  18. 18.
    Liu X, Sirotkin Y, Shen Y, Anderson G, Tsai YS, Ting YS, Goodlett DR, Smith RD, Bafna V, Pevzner PA (2012) Protein identification using top-down spectra. Mol Cell Proteomics 11(6). doi:10.1074/mcp.M111.008524Google Scholar
  19. 19.
    LeDuc RD, Taylor GK, Kim Y-B, Januszyk TE, Bynum LH, Sola JV, Garavelli JS, Kelleher NL (2004) ProSight PTM: an integrated environment for protein identification and characterization by top-down mass spectrometry. Nucleic Acids Res 32(suppl 2):W340–W345. doi:10.1093/nar/gkh447 CrossRefPubMedPubMedCentralGoogle Scholar
  20. 20.
    Sidoli S, Lin S, Karch KR, Garcia BA (2015) Bottom-up and middle-down proteomics have comparable accuracies in defining histone post-translational modification relative abundance and stoichiometry. Anal Chem 87(6):3129–3133. doi:10.1021/acs.analchem.5b00072 CrossRefPubMedPubMedCentralGoogle Scholar

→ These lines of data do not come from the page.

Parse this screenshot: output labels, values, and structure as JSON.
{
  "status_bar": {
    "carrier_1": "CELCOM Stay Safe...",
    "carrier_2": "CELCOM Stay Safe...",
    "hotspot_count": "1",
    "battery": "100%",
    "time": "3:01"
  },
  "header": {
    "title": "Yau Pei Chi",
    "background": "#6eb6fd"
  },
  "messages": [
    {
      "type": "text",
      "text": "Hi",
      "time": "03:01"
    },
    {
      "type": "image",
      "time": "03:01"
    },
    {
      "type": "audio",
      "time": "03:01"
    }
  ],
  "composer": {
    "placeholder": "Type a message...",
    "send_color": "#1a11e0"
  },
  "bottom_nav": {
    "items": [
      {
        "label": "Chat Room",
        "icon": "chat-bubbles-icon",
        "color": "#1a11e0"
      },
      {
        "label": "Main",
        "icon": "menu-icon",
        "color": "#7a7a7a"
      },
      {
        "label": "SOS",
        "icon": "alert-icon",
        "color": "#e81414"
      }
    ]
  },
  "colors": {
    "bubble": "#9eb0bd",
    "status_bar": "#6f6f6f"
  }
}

Copyright information

© Springer Science+Business Media New York 2017

Authors and Affiliations

  • Mowei Zhou
    • 1
  • Si Wu
    • 1
    • 2
  • David L. Stenoien
    • 1
  • Zhaorui Zhang
    • 1
  • Lanelle Connolly
    • 3
  • Michael Freitag
    • 3
  • Ljiljana Paša-Tolić
    • 1
  1. 1.Environmental Molecular Sciences LaboratoryPacific Northwest National LaboratoryRichlandUSA
  2. 2.Department of Chemistry and BiochemistryUniversity of OklahomaNormanUSA
  3. 3.Department of Biochemistry and Biophysics, Center for Genome Research and BiocomputingOregon State UniversityCorvallisUSA

Personalised recommendations